    Hello Hayley,
    It’s been so long since I’ve heard your voice, or read your words to me in letters you wrote me some time ago. This gives me unbelievable sadness, because I love you deeply.
    When you were born: Wow. Mom went through a very long labor with you. But the minute you were born, you appeared to be very awake.
    When I looked in your eyes then, I saw myself.
    Mom was exhausted after delivering you, so I spent the next few weeks taking care of you and mom in a number of different ways.
    Once home I’d go out on the back deck of our house in Ashland with you, and I’d feed you some formula as I’d talk to you, telling you in a few ways how much I loved you.

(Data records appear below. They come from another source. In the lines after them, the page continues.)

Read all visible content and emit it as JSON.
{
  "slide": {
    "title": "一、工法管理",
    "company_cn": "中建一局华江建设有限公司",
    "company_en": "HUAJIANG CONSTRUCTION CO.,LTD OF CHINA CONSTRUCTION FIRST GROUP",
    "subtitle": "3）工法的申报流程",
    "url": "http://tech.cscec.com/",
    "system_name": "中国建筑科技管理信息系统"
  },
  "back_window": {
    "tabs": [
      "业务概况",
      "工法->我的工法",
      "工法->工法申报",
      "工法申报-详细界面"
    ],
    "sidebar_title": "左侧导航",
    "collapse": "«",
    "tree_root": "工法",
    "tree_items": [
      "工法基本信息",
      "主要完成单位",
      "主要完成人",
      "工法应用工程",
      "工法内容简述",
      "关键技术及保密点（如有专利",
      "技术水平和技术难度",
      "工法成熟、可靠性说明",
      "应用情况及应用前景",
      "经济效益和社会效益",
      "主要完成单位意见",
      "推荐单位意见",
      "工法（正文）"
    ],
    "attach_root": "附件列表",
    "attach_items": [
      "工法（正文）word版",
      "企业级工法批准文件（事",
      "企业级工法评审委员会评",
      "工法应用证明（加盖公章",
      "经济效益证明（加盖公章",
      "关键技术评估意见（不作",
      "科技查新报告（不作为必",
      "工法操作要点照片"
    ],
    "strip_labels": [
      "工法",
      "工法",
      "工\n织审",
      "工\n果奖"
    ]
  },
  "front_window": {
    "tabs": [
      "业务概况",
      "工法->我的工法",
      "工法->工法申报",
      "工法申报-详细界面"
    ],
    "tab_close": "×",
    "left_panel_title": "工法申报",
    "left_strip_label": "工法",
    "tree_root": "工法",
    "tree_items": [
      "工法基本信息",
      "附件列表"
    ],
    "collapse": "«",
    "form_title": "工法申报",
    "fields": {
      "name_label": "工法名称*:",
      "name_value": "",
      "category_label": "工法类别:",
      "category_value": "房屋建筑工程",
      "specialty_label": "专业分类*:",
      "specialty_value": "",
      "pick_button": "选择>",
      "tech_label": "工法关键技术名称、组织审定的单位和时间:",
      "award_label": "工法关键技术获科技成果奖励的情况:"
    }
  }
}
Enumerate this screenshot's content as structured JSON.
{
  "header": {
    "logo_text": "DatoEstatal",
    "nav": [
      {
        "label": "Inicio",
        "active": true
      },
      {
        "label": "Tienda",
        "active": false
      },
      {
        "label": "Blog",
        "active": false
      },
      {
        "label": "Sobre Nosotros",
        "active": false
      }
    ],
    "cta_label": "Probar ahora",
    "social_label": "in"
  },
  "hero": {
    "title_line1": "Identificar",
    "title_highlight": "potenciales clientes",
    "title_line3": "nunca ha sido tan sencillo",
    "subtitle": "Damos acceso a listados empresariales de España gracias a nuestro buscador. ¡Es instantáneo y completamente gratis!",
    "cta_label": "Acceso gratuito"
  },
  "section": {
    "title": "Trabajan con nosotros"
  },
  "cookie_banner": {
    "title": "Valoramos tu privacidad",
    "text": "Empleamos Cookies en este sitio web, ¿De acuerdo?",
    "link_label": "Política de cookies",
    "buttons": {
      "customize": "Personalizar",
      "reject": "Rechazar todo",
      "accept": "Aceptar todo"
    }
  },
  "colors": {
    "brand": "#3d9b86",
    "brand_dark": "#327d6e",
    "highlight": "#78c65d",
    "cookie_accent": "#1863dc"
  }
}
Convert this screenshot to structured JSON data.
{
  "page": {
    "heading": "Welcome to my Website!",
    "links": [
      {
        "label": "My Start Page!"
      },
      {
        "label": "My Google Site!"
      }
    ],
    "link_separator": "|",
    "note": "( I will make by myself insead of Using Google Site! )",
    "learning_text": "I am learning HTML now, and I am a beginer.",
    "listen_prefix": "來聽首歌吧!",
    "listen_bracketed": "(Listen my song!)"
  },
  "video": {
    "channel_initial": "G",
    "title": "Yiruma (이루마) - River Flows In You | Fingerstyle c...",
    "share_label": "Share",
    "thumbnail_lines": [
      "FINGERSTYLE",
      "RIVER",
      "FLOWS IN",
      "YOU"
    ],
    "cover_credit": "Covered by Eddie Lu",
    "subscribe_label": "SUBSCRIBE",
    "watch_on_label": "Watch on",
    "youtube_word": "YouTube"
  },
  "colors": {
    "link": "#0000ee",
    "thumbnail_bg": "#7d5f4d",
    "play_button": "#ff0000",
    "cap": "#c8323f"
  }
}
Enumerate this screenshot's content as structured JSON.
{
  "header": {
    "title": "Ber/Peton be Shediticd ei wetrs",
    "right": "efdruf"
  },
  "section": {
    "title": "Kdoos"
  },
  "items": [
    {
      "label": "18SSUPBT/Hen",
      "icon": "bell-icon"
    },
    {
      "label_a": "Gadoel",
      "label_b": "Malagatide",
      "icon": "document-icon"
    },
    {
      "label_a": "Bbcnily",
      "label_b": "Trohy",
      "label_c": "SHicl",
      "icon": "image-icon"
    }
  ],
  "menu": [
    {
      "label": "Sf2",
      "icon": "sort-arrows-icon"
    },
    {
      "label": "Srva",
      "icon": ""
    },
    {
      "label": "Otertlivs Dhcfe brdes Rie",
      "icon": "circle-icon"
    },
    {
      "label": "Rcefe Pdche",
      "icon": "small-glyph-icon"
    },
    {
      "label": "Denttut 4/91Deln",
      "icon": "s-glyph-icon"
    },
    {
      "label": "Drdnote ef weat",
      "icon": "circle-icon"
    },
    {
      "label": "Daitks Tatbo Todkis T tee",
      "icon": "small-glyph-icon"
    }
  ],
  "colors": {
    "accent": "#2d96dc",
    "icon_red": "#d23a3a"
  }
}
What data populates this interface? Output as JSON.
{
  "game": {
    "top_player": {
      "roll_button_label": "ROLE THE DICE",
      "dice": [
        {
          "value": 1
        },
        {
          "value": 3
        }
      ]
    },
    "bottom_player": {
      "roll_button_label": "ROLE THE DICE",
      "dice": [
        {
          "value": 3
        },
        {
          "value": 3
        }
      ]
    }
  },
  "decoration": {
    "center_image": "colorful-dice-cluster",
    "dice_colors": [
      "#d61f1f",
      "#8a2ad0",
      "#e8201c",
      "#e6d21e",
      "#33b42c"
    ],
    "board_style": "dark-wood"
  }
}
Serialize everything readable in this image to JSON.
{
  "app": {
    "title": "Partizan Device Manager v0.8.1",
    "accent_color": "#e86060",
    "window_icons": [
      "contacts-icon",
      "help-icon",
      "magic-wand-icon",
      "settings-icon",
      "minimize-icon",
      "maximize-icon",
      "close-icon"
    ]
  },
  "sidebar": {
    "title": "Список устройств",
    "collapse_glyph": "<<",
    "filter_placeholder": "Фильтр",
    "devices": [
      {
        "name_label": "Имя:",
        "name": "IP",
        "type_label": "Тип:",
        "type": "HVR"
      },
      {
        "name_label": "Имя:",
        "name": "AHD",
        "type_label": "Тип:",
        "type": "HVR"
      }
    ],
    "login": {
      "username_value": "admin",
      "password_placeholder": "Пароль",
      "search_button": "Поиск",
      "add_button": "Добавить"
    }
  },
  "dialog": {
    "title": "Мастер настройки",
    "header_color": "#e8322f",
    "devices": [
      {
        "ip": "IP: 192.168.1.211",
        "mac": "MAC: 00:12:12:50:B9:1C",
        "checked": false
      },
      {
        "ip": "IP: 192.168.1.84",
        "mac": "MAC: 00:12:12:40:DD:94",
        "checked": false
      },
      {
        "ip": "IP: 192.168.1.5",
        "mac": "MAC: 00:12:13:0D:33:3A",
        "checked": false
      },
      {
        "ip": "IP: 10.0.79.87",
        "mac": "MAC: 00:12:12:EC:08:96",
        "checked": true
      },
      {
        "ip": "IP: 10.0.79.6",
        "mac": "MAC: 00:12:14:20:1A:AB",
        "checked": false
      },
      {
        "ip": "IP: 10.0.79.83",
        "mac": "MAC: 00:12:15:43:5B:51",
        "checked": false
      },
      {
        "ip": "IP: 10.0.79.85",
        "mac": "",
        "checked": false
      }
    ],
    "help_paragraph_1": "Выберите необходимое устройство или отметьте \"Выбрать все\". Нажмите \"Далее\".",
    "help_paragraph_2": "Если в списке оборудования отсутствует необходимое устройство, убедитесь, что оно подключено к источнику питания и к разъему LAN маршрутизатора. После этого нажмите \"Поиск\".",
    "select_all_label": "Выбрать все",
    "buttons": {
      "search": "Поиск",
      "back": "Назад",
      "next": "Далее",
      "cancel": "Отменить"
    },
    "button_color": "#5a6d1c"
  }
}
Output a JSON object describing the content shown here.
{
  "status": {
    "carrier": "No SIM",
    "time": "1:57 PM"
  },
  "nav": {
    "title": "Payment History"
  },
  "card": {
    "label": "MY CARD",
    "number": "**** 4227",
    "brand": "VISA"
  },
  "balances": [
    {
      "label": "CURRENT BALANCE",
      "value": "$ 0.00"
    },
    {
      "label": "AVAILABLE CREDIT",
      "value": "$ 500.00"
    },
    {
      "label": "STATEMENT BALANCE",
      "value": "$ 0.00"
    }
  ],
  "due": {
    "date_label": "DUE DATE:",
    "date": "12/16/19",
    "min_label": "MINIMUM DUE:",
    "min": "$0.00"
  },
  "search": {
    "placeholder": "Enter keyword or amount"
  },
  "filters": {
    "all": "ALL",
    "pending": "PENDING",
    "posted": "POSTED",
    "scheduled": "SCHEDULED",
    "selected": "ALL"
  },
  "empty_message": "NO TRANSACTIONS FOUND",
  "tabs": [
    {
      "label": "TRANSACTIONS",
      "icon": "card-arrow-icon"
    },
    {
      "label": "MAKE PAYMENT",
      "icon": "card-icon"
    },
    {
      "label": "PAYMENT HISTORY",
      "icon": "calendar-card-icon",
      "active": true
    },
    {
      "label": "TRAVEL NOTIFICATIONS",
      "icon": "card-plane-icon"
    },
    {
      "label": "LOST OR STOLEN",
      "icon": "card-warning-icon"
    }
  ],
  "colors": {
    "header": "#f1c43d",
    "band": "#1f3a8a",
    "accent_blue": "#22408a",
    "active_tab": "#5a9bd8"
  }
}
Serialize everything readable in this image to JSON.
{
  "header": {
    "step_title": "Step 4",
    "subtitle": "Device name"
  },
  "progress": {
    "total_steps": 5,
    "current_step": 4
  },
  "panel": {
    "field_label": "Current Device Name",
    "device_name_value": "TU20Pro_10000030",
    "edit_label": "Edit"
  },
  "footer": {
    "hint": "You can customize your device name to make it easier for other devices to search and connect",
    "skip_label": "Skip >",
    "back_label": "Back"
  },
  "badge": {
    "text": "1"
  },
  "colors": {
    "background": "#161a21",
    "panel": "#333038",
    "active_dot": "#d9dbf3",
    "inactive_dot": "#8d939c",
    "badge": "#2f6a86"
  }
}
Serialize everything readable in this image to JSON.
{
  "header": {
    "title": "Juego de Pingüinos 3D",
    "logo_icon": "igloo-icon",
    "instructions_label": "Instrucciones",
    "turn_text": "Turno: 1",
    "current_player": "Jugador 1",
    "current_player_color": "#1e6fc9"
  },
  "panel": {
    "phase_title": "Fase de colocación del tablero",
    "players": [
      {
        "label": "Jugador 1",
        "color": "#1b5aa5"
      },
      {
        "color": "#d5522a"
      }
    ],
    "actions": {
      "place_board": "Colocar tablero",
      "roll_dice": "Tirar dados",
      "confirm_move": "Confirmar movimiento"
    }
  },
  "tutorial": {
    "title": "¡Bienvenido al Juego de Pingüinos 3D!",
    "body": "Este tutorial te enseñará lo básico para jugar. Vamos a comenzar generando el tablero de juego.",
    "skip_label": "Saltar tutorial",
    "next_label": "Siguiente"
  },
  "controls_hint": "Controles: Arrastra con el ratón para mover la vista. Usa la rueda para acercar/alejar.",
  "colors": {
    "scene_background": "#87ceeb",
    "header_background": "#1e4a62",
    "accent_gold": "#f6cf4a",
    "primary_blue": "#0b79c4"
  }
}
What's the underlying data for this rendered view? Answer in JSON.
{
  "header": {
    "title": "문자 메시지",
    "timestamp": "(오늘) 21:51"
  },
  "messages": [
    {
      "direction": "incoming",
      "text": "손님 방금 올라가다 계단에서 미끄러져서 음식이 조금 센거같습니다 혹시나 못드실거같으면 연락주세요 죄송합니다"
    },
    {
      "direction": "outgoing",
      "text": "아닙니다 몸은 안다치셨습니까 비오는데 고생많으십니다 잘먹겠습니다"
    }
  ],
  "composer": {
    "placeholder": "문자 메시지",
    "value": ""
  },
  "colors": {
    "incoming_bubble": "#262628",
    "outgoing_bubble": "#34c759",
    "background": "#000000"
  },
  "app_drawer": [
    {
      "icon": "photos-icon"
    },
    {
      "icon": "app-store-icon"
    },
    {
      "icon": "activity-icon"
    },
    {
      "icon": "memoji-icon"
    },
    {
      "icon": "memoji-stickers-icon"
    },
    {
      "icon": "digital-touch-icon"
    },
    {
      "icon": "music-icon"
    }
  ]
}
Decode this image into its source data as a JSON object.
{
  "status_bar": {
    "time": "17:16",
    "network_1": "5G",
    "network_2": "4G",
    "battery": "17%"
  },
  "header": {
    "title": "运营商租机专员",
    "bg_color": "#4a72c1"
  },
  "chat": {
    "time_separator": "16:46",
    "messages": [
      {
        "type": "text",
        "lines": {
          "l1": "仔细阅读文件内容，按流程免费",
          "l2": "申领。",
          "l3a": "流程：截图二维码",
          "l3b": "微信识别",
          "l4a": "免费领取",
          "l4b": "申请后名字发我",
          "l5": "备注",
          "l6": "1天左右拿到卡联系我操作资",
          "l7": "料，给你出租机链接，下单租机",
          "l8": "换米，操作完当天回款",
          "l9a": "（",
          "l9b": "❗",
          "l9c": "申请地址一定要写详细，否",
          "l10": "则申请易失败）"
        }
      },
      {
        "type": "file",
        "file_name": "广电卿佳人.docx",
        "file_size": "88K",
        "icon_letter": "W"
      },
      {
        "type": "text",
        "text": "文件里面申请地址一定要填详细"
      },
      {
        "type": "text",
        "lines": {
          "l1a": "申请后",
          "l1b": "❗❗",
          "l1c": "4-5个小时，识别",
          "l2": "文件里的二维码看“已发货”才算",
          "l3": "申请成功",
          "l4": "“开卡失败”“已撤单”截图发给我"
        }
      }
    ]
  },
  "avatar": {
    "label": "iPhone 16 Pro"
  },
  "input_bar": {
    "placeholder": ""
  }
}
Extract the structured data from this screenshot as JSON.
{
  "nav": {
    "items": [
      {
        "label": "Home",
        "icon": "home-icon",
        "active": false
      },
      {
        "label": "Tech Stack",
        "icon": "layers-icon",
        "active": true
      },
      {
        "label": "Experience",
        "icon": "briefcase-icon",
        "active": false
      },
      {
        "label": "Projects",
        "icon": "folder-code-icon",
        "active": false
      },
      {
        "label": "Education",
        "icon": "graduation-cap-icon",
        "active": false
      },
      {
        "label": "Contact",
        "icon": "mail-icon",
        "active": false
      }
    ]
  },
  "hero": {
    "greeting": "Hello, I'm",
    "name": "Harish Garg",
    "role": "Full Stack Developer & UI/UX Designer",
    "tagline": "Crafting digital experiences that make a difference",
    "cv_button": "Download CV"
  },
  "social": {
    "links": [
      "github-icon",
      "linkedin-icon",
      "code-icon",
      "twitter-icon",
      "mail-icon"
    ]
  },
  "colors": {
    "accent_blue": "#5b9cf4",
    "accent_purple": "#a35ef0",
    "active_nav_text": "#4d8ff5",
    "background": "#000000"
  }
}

    When you were near the age of 3, that is when we bought our beautiful house in Wentzville, MO. Then I was able to get you everything you wanted and needed. You and mom both. So that is what I did, because of my deep love for both of you.
    When you were a young child, I’d take you swimming at the YMCA a few nights a week. You were very happy playing in the water. You then were a very happy and joyful child. To me you were the perfect child.
    Later, I’d take you to Donut Time every morning before school. There we’d have a donut as we would talk and I would listen to your unique thoughts. After that, we would go outside and watch a train go by, which we both enjoyed. Again you were very interesting, and to me you were the perfect child.
    Also, every Sunday, I’d take you to the flea market near where we lived. I started buying you bells at that flea market. At one time, you had hundreds of bells. You loved the walk with me at that flea market. And I enjoyed every minute I spent with you.
    Also, I’d bring you lunch at your school quite often. We would talk as we ate together then. Then I’d let you know I’d see you soon after our lunch together.
    And, I’d take you bicycling quite often, usually on weekends. We would bicycle with some of my friends, and just really enjoyed the day together. We both would enjoy these beautiful days together, on the Katy trail.
    Now, it seems like you do not remember these great times you spent with me. And I wish you could somehow remember these times with me. Because if you did, this would be a great start for us to start speaking to each other again.
    I can’t fully describe this, but I really need to hear from you somehow. You know how to email me. You can contact me on facebook. But please, I’m begging you. Somehow please try and contact me so we can talk. We need to talk about a few different things, to ease the trauma you and I have both experienced. You and I have both been through hell. And it is my belief you and I can heal each other, if we just speak to each other in some way.
    Thank you if you are reading this. And you are in my thoughts constantly. Remember I continue to deeply love and miss you, and I have for almost 9 years now. Please contact me and we will speak then.
    Love,
    Dad